■ **THE TASK**: Go through the material below and copy each line where the word "highlight" appears.

■ **STORED DATA**:

☆ ☆ ☆

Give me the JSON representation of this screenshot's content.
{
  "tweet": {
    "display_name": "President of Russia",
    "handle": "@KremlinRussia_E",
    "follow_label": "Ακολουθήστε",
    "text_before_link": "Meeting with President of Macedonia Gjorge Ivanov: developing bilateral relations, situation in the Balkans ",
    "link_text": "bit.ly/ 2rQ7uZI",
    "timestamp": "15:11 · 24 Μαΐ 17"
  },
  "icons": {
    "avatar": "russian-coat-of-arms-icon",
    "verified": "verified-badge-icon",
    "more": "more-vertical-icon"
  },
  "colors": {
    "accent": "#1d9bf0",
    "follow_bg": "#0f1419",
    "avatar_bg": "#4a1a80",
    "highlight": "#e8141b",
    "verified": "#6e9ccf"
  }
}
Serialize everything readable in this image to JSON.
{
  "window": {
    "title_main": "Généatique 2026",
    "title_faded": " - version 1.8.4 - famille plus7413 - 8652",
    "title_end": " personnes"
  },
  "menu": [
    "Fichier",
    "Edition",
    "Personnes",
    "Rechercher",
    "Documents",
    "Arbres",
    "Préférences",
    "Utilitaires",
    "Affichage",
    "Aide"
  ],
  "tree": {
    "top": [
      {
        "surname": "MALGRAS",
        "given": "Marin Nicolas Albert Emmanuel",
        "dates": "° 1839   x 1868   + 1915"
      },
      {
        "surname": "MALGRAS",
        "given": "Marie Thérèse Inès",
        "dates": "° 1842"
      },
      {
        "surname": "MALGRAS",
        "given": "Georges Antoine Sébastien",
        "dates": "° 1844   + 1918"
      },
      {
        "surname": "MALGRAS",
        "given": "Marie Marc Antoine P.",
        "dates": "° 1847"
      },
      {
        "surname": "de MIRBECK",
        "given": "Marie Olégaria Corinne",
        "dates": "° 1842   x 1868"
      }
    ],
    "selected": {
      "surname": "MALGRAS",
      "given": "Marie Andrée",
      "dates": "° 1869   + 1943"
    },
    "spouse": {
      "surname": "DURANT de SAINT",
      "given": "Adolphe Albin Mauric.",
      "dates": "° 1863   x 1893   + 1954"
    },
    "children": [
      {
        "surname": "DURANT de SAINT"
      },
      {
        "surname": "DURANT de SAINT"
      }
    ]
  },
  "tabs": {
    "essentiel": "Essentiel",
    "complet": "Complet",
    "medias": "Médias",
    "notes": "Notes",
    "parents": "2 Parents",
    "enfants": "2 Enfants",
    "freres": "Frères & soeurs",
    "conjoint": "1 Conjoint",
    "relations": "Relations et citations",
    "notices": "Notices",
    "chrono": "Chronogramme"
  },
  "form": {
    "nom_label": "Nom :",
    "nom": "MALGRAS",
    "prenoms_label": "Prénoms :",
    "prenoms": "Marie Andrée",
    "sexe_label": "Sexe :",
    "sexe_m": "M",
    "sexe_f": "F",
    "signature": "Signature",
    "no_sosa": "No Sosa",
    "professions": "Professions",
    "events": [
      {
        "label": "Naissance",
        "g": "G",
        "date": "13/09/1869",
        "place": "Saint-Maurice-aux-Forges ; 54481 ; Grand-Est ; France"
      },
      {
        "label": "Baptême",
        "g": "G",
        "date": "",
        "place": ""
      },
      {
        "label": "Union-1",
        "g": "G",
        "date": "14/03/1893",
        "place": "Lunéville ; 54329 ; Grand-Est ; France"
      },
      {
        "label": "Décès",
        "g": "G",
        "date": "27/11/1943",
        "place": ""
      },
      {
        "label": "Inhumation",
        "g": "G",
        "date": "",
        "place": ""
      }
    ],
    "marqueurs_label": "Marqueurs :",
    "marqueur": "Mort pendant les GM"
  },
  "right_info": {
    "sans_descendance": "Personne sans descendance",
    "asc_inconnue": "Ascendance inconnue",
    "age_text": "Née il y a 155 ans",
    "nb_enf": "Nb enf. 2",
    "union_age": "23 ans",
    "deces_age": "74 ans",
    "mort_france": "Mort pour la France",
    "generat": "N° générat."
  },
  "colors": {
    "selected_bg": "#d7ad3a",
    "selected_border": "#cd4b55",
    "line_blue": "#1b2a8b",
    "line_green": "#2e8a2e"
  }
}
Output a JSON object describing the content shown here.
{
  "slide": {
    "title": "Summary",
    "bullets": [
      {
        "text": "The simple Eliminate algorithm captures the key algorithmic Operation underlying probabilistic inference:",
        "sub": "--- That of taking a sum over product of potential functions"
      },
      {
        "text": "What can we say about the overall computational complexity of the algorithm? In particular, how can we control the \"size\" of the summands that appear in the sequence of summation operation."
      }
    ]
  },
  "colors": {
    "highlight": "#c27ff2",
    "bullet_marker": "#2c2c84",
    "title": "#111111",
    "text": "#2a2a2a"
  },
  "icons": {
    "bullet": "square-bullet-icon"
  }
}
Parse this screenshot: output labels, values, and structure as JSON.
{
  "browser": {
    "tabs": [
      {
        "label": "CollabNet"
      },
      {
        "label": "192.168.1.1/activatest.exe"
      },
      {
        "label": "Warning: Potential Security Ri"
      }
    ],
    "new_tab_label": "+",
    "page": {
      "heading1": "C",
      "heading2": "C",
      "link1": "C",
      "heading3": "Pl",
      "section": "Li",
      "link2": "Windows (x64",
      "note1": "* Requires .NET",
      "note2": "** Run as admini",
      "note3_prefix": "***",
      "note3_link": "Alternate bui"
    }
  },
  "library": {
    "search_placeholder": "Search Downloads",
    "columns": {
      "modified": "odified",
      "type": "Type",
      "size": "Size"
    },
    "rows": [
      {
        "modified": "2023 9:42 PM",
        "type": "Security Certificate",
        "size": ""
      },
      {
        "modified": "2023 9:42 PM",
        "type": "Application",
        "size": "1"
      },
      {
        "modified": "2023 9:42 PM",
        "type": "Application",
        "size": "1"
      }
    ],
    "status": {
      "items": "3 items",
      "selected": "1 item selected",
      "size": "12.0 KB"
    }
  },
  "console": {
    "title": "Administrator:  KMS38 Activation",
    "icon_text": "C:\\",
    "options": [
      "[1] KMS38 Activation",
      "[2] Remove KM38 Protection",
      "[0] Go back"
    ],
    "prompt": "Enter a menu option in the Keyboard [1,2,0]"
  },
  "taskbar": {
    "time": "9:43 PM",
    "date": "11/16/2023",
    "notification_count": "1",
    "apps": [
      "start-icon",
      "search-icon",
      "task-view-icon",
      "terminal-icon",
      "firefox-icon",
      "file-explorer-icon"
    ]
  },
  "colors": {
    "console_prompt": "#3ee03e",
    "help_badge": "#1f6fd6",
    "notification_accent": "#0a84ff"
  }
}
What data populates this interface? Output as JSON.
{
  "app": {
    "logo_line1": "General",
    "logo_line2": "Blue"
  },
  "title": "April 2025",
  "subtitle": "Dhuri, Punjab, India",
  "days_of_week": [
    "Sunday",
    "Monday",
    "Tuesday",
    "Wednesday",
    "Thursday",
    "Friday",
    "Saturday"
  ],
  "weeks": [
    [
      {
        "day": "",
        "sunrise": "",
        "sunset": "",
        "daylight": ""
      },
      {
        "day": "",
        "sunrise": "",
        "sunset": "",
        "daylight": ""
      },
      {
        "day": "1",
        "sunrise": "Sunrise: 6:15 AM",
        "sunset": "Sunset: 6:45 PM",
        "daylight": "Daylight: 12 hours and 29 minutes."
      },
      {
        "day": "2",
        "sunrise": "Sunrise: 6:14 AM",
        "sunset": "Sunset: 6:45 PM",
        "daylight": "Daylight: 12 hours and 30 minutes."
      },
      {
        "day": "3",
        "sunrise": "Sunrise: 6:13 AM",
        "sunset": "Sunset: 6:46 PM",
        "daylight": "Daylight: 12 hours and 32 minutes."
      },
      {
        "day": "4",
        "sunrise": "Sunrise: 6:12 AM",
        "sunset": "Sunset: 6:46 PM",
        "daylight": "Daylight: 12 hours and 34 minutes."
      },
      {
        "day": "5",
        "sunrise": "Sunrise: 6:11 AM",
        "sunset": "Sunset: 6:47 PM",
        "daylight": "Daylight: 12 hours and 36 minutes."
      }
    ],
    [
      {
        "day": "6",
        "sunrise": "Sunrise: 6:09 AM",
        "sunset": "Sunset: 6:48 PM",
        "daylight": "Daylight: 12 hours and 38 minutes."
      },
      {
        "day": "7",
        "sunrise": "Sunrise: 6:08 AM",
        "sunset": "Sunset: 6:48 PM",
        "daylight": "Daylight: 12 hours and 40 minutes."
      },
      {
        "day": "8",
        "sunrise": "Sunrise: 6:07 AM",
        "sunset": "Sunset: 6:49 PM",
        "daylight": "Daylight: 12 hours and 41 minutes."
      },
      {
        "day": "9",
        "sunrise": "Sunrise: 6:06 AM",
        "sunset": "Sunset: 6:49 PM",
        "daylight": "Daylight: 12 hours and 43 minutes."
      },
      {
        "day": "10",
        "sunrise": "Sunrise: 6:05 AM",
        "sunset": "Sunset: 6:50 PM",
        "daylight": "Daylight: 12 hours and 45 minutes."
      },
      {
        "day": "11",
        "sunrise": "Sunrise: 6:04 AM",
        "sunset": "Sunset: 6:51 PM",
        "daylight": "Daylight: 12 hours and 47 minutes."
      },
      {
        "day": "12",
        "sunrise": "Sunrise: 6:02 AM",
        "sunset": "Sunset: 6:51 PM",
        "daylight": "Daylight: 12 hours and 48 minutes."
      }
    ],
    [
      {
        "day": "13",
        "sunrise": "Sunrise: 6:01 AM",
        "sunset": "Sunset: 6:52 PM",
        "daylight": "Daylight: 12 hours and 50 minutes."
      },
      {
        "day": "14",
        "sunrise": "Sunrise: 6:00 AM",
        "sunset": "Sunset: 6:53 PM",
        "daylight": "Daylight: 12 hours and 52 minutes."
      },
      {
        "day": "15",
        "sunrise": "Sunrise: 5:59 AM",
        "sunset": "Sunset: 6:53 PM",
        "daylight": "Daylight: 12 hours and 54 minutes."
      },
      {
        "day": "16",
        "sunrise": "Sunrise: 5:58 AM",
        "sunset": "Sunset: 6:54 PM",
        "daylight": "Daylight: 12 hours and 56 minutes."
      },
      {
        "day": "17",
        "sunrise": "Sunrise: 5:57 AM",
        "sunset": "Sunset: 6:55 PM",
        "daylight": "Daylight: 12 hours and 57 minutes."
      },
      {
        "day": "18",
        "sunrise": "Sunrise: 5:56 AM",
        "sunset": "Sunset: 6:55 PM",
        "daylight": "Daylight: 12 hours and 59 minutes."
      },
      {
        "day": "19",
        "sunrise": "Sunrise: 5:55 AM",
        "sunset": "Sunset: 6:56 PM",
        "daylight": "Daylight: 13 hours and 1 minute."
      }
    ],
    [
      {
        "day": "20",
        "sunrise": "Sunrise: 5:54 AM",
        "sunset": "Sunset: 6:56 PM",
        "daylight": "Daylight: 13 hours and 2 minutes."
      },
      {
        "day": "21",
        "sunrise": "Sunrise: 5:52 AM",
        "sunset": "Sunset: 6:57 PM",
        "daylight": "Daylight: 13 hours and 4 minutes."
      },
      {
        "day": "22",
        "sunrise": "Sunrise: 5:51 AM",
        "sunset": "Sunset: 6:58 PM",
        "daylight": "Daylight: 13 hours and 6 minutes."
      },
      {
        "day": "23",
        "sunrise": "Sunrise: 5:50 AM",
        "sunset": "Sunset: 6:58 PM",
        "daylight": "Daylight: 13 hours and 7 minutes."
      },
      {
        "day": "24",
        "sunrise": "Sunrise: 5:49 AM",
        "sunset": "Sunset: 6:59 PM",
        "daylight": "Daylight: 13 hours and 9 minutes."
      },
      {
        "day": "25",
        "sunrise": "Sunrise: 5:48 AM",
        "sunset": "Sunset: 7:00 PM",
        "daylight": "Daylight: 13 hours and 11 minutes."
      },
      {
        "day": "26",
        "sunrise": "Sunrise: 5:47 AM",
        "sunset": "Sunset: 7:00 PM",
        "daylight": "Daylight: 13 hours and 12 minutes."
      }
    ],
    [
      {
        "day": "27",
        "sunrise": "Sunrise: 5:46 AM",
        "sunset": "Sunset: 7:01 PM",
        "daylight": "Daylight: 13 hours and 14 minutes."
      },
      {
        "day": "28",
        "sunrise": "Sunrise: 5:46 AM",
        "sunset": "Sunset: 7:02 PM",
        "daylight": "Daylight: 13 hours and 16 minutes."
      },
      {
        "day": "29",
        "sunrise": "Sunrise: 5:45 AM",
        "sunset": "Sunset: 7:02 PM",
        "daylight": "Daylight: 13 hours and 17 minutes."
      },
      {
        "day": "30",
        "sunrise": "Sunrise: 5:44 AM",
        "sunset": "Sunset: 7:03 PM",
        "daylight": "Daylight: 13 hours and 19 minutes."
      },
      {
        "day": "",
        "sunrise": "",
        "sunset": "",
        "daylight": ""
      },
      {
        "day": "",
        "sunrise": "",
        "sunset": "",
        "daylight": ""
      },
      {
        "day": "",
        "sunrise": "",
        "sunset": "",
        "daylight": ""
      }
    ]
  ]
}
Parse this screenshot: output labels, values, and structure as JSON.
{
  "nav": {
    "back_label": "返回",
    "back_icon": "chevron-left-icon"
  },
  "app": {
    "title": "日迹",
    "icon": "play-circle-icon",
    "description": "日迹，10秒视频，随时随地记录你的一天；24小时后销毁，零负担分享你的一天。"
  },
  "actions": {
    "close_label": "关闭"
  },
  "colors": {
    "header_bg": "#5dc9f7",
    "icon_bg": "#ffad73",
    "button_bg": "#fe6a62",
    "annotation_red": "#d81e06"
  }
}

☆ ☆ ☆

■ **RESULT FOR THIS TASK**:
    "highlight": "#e8141b",
    "highlight": "#c27ff2",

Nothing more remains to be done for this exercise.